The library is three blocks away. It takes us a solid fifteen minutes to get there. The baby sits strapped into the stroller, big sunhat partially obstructing his view of the world. When it falls too low on his face, he lets out an indignant shriek and I must stop to fix it. The child finds a stick – always seems to find the same gigantic stick, somewhere along the way – and whacks the baby’s exposed legs. He inserts it in the wheels of the stroller, stopping our already painstaking progress. He throws it into the middle of the road and insists on retrieving it. A squirrel crosses the sidewalk, inviting a chase into someone’s backyard. I leave the stroller unattended to chase the child who’s chasing the squirrel who’s running for its life. We arrive at the library – tired and frustrated mommy, animated child lamenting the loss of his stick, baby who (thank god) exists in a perpetual state of neutrality.
Once inside the library, I must immediately intervene with the child’s incurable need to place every book at the circulation desk inside the drop box. I lunge to prevent his disposing of an elderly lady’s stack of books ready for checkout and push him in the direction of the children’s section. There he stares at the summer-themed beach décor, gazes at the colourful fish in the aquarium, tosses around some stuffed animals. Sitting down to read actual books doesn’t occur to him naturally until I forcibly do it.

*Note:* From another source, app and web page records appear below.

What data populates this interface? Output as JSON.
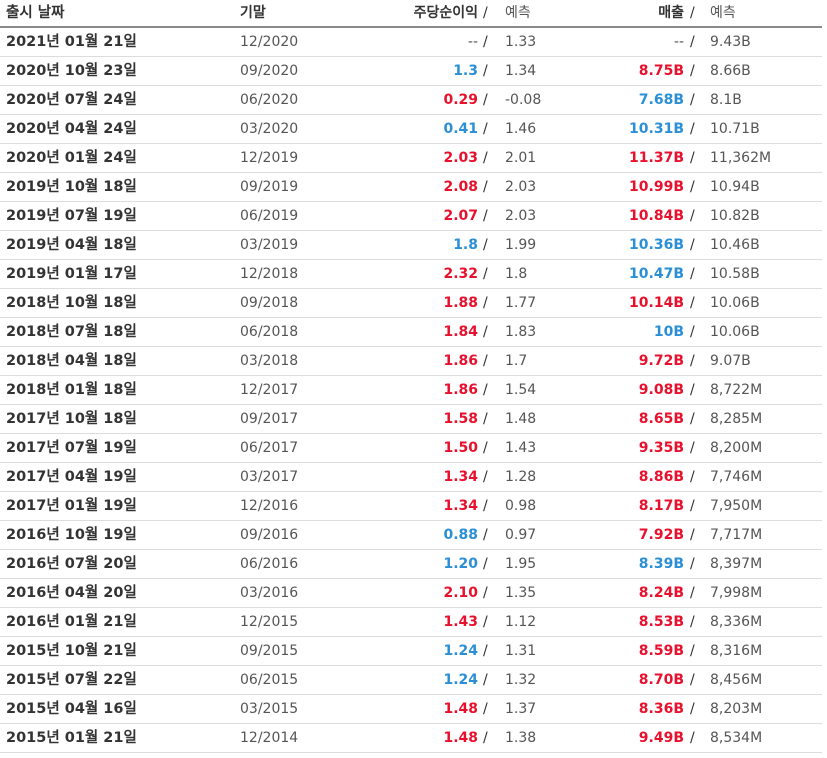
{
  "header": {
    "date": "출시 날짜",
    "period": "기말",
    "eps": "주당순이익",
    "slash": "/",
    "eps_forecast": "예측",
    "revenue": "매출",
    "revenue_forecast": "예측"
  },
  "colors": {
    "beat": "#e8112d",
    "miss": "#2b8fd6",
    "none": "#555555"
  },
  "rows": [
    {
      "date": "2021년 01월 21일",
      "period": "12/2020",
      "eps": "--",
      "eps_color": "none",
      "eps_forecast": "1.33",
      "revenue": "--",
      "revenue_color": "none",
      "revenue_forecast": "9.43B"
    },
    {
      "date": "2020년 10월 23일",
      "period": "09/2020",
      "eps": "1.3",
      "eps_color": "miss",
      "eps_forecast": "1.34",
      "revenue": "8.75B",
      "revenue_color": "beat",
      "revenue_forecast": "8.66B"
    },
    {
      "date": "2020년 07월 24일",
      "period": "06/2020",
      "eps": "0.29",
      "eps_color": "beat",
      "eps_forecast": "-0.08",
      "revenue": "7.68B",
      "revenue_color": "miss",
      "revenue_forecast": "8.1B"
    },
    {
      "date": "2020년 04월 24일",
      "period": "03/2020",
      "eps": "0.41",
      "eps_color": "miss",
      "eps_forecast": "1.46",
      "revenue": "10.31B",
      "revenue_color": "miss",
      "revenue_forecast": "10.71B"
    },
    {
      "date": "2020년 01월 24일",
      "period": "12/2019",
      "eps": "2.03",
      "eps_color": "beat",
      "eps_forecast": "2.01",
      "revenue": "11.37B",
      "revenue_color": "beat",
      "revenue_forecast": "11,362M"
    },
    {
      "date": "2019년 10월 18일",
      "period": "09/2019",
      "eps": "2.08",
      "eps_color": "beat",
      "eps_forecast": "2.03",
      "revenue": "10.99B",
      "revenue_color": "beat",
      "revenue_forecast": "10.94B"
    },
    {
      "date": "2019년 07월 19일",
      "period": "06/2019",
      "eps": "2.07",
      "eps_color": "beat",
      "eps_forecast": "2.03",
      "revenue": "10.84B",
      "revenue_color": "beat",
      "revenue_forecast": "10.82B"
    },
    {
      "date": "2019년 04월 18일",
      "period": "03/2019",
      "eps": "1.8",
      "eps_color": "miss",
      "eps_forecast": "1.99",
      "revenue": "10.36B",
      "revenue_color": "miss",
      "revenue_forecast": "10.46B"
    },
    {
      "date": "2019년 01월 17일",
      "period": "12/2018",
      "eps": "2.32",
      "eps_color": "beat",
      "eps_forecast": "1.8",
      "revenue": "10.47B",
      "revenue_color": "miss",
      "revenue_forecast": "10.58B"
    },
    {
      "date": "2018년 10월 18일",
      "period": "09/2018",
      "eps": "1.88",
      "eps_color": "beat",
      "eps_forecast": "1.77",
      "revenue": "10.14B",
      "revenue_color": "beat",
      "revenue_forecast": "10.06B"
    },
    {
      "date": "2018년 07월 18일",
      "period": "06/2018",
      "eps": "1.84",
      "eps_color": "beat",
      "eps_forecast": "1.83",
      "revenue": "10B",
      "revenue_color": "miss",
      "revenue_forecast": "10.06B"
    },
    {
      "date": "2018년 04월 18일",
      "period": "03/2018",
      "eps": "1.86",
      "eps_color": "beat",
      "eps_forecast": "1.7",
      "revenue": "9.72B",
      "revenue_color": "beat",
      "revenue_forecast": "9.07B"
    },
    {
      "date": "2018년 01월 18일",
      "period": "12/2017",
      "eps": "1.86",
      "eps_color": "beat",
      "eps_forecast": "1.54",
      "revenue": "9.08B",
      "revenue_color": "beat",
      "revenue_forecast": "8,722M"
    },
    {
      "date": "2017년 10월 18일",
      "period": "09/2017",
      "eps": "1.58",
      "eps_color": "beat",
      "eps_forecast": "1.48",
      "revenue": "8.65B",
      "revenue_color": "beat",
      "revenue_forecast": "8,285M"
    },
    {
      "date": "2017년 07월 19일",
      "period": "06/2017",
      "eps": "1.50",
      "eps_color": "beat",
      "eps_forecast": "1.43",
      "revenue": "9.35B",
      "revenue_color": "beat",
      "revenue_forecast": "8,200M"
    },
    {
      "date": "2017년 04월 19일",
      "period": "03/2017",
      "eps": "1.34",
      "eps_color": "beat",
      "eps_forecast": "1.28",
      "revenue": "8.86B",
      "revenue_color": "beat",
      "revenue_forecast": "7,746M"
    },
    {
      "date": "2017년 01월 19일",
      "period": "12/2016",
      "eps": "1.34",
      "eps_color": "beat",
      "eps_forecast": "0.98",
      "revenue": "8.17B",
      "revenue_color": "beat",
      "revenue_forecast": "7,950M"
    },
    {
      "date": "2016년 10월 19일",
      "period": "09/2016",
      "eps": "0.88",
      "eps_color": "miss",
      "eps_forecast": "0.97",
      "revenue": "7.92B",
      "revenue_color": "beat",
      "revenue_forecast": "7,717M"
    },
    {
      "date": "2016년 07월 20일",
      "period": "06/2016",
      "eps": "1.20",
      "eps_color": "miss",
      "eps_forecast": "1.95",
      "revenue": "8.39B",
      "revenue_color": "miss",
      "revenue_forecast": "8,397M"
    },
    {
      "date": "2016년 04월 20일",
      "period": "03/2016",
      "eps": "2.10",
      "eps_color": "beat",
      "eps_forecast": "1.35",
      "revenue": "8.24B",
      "revenue_color": "beat",
      "revenue_forecast": "7,998M"
    },
    {
      "date": "2016년 01월 21일",
      "period": "12/2015",
      "eps": "1.43",
      "eps_color": "beat",
      "eps_forecast": "1.12",
      "revenue": "8.53B",
      "revenue_color": "beat",
      "revenue_forecast": "8,336M"
    },
    {
      "date": "2015년 10월 21일",
      "period": "09/2015",
      "eps": "1.24",
      "eps_color": "miss",
      "eps_forecast": "1.31",
      "revenue": "8.59B",
      "revenue_color": "beat",
      "revenue_forecast": "8,316M"
    },
    {
      "date": "2015년 07월 22일",
      "period": "06/2015",
      "eps": "1.24",
      "eps_color": "miss",
      "eps_forecast": "1.32",
      "revenue": "8.70B",
      "revenue_color": "beat",
      "revenue_forecast": "8,456M"
    },
    {
      "date": "2015년 04월 16일",
      "period": "03/2015",
      "eps": "1.48",
      "eps_color": "beat",
      "eps_forecast": "1.37",
      "revenue": "8.36B",
      "revenue_color": "beat",
      "revenue_forecast": "8,203M"
    },
    {
      "date": "2015년 01월 21일",
      "period": "12/2014",
      "eps": "1.48",
      "eps_color": "beat",
      "eps_forecast": "1.38",
      "revenue": "9.49B",
      "revenue_color": "beat",
      "revenue_forecast": "8,534M"
    }
  ]
}
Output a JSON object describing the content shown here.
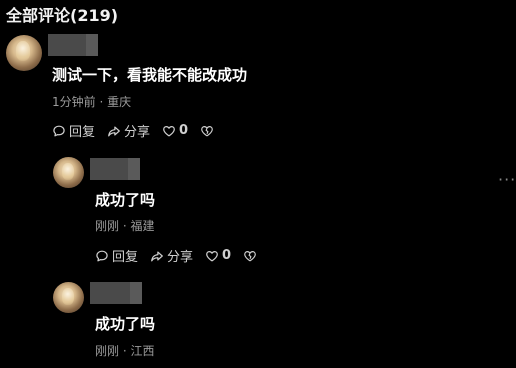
{
  "header": {
    "title": "全部评论(219)"
  },
  "comments": [
    {
      "text": "测试一下，看我能不能改成功",
      "time": "1分钟前",
      "location": "重庆",
      "reply_label": "回复",
      "share_label": "分享",
      "like_count": "0"
    },
    {
      "text": "成功了吗",
      "time": "刚刚",
      "location": "福建",
      "reply_label": "回复",
      "share_label": "分享",
      "like_count": "0"
    },
    {
      "text": "成功了吗",
      "time": "刚刚",
      "location": "江西"
    }
  ],
  "meta_separator": "·",
  "icons": {
    "reply": "speech-bubble-icon",
    "share": "share-arrow-icon",
    "like": "heart-icon",
    "dislike": "broken-heart-icon",
    "more": "more-dots-icon"
  },
  "more_menu": "···",
  "colors": {
    "background": "#000000",
    "text": "#ffffff",
    "meta": "#9b9b9b",
    "blurred_name": "#4a4a4a"
  }
}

One day, though, the cover is off the aquarium because the librarian is in the process of cleaning it. She is absent when we arrive and the child takes advantage of this opportunity to stick his hands right in the water. The fish flee from this strange invading monster. The librarian returns just as I realize what’s happening. We both yell at him to stop, which he fortunately does. I apologize and haul him off to read with me.
I need some fresh reading material for myself, so we head upstairs. The child stomps up the old wooden staircase of this magnificent Carnegie library, deriving as much pleasure from the noise as I feel embarrassment. He takes off when we get to the top, but that’s okay. His favourite spot is the magnifying machine, with a huge red ON button and a light that magnifies onto a big screen whatever is placed beneath it. He likes to examine his hand up close. It buys me time to peruse a couple shelves before he decides to start reorganizing the Dewey Decimal System. Occasionally I find him in the middle of a pile of twenty or thirty books that he has pulled off the shelf, thanks to a single tantalizing cover photo of an ATV, or a big rig, or an ambulance. He has to see if there are any more like it.
We finally get back to the checkout counter. We usually forget his special library card, but when we do have it, he gets a little cutout stamp. Five stamps equal a toy from the treasure chest. He doesn’t have his card today. He tries to convince the librarian to give him a toy anyways. She’s smart; he never succeeds. As I check out the books, pay my usual overdue fines, and jiggle the now-fussy baby, the child plays with the automatic door opener. He lets himself into the foyer, looks back with a challenge in his face, then lets himself out the front door. I chase after and haul him back in. Then he plays with the hand sanitizer dispenser, squirting it straight onto the floor.
Finally we explode from the door – mommy frustrated not to have found the book she wanted, baby ready for lunch, child begging to hold the ATV book. Our walk home takes ten minutes because I’m pushing hard. We’ll repeat the whole ordeal in a week’s time because, despite the chaos, having new reading material always makes it worth the battle. It’s a necessity for my very survival as a sane mother.